Mourinho ‘To Give Youngsters A Chance’

By now you’ll likely have seen news emerge that Jose Mourinho is said to have sought out comprehensive coverage of those plying their (admittedly youthful) trade on the other side of the road from the first team building at Cobham.

The Special One is said to have taken a keener interest than expected in some of the Blues’ budding young footballers with a view to integrating some of them in his plans ahead of the new season. But what exactly can we take away from this?

For the most part, it’s nothing more than due diligence and the sort of work you’d expect of most new managers when they start at a club. True, it appears to have been beyond the majority of those who have sat in the very hot Stamford Bridge seat since Jose was last in town, but at the very least it’s what we would have expected from the man himself; meticulous and attentive to the finer details.

However, we also know that whilst the chances of any considerable involvement for those in the Under-21 and Under-18 squads are slim, there are preseason tour places up for grabs and, as is Mourinho style, the potential of a Cup outing or two early in the season.

The usual faces are said to have caught the eye – Ruben Loftus-Cheek, Lewis Baker, Nathaniel Chalobah and Nathan Aké – whilst Milan Lalkovic and Jamal Blackman have also been touted as subjects of interest.

They’re all capable of being involved to certain degrees, with Chalobah’s experience at Watford last season putting him in the ascendancy for any involvement going forwards. Loftus-Cheek and Aké both impressed in late season action and bring useful assets to the table, and there are a cluster of other players who are easily capable of making the Portuguese sit up and take notice.

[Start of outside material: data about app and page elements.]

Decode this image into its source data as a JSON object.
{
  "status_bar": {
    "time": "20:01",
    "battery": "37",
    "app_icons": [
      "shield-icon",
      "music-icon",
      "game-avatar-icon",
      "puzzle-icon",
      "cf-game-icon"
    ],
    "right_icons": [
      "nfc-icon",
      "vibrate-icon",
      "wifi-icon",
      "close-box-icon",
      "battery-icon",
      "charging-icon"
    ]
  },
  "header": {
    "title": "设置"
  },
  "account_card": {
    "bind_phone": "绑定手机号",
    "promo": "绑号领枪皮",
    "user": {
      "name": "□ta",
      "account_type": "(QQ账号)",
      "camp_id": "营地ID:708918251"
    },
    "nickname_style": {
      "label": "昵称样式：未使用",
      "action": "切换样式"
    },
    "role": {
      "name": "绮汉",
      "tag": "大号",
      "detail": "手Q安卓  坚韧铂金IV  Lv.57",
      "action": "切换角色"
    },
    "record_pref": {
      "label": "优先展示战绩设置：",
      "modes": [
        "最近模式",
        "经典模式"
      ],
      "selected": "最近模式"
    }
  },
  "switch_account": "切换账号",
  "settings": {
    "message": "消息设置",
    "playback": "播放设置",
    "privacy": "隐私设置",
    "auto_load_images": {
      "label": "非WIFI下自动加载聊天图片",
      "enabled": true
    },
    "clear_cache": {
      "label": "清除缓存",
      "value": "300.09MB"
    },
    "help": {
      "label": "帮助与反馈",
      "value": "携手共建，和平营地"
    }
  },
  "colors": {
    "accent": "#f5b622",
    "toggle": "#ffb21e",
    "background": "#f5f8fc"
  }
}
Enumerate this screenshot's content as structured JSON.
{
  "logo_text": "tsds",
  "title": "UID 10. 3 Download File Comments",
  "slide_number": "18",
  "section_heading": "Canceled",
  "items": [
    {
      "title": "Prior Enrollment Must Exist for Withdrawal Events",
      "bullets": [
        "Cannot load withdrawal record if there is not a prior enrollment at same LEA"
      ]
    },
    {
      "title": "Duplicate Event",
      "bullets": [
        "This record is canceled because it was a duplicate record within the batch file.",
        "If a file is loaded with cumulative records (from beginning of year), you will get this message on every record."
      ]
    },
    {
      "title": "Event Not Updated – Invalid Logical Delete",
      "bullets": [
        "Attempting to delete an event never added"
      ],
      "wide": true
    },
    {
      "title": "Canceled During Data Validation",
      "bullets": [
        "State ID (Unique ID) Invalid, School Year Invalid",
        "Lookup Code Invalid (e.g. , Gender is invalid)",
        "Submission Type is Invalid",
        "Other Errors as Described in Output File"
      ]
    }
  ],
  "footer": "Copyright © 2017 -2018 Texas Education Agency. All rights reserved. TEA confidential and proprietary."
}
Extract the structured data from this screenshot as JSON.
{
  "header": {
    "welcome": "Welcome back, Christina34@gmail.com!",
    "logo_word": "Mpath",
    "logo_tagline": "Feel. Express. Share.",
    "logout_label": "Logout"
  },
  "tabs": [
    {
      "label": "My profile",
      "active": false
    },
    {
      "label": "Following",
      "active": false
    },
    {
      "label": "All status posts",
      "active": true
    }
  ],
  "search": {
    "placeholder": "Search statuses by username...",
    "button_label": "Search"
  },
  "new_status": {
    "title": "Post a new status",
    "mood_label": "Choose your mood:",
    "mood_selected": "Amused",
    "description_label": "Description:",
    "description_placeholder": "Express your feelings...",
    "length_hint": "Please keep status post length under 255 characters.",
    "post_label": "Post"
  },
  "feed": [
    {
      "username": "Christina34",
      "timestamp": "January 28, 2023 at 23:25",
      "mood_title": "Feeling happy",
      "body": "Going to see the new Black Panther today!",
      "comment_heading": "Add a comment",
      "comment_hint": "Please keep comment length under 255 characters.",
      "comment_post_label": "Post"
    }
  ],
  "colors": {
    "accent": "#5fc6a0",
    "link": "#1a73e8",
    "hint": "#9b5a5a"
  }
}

Do you not think that the eyes would widen somewhat upon putting on film of Jeremie Boga’s best moments? Would the mind not hasten to draw comparisons between Andreas Christensen and Ricardo Carvalho? The standard of youngster available to Mourinho the second time around is a world removed from what he had at his disposal between 2004 and 2007 and so whilst history may suggest otherwise, some level of integration is a very realistic possibility.

Yes, that integration may only be initially limited to regular training with the first team group (something afforded to academy players as young as 15 over the last decade or so) and the odd cup outing, but for now, that’s how it not only should be, but has to be. We’re all keen to see home-grown prospects press for playing time and ‘make the grade’, and whilst there are undoubted fruits waiting to be reaped, we have to be patient. We can’t expect a Boga to displace an Oscar, or a Christensen to suddenly come along and dismiss the experienced international heads of Cahill and Ivanovic, but we can hope to see them dip their toes in the water with opportunities from which they can develop and earn a longer look.

If nothing else, giving these lads a smattering of on-pitch time boosts the feel-good factor; fans are eager to see what they have to offer and typically afford them more patience than they might ordinarily consider for a more established player. It also gives the manager’s stock a raise, for he’s been prepared to hand out those tasty morsels of first team football and the supporters both recognise and appreciate it.

A little goes a long way and although we all really know that these reports tell us little, it hasn’t stopped the mind from wandering and the imagination from painting all sorts of glorious scenarios. Maybe it’s just an extension of the overwhelming giddiness at once again having a manager we can support.

It’s good to have you back, Jose.

Comments are closed.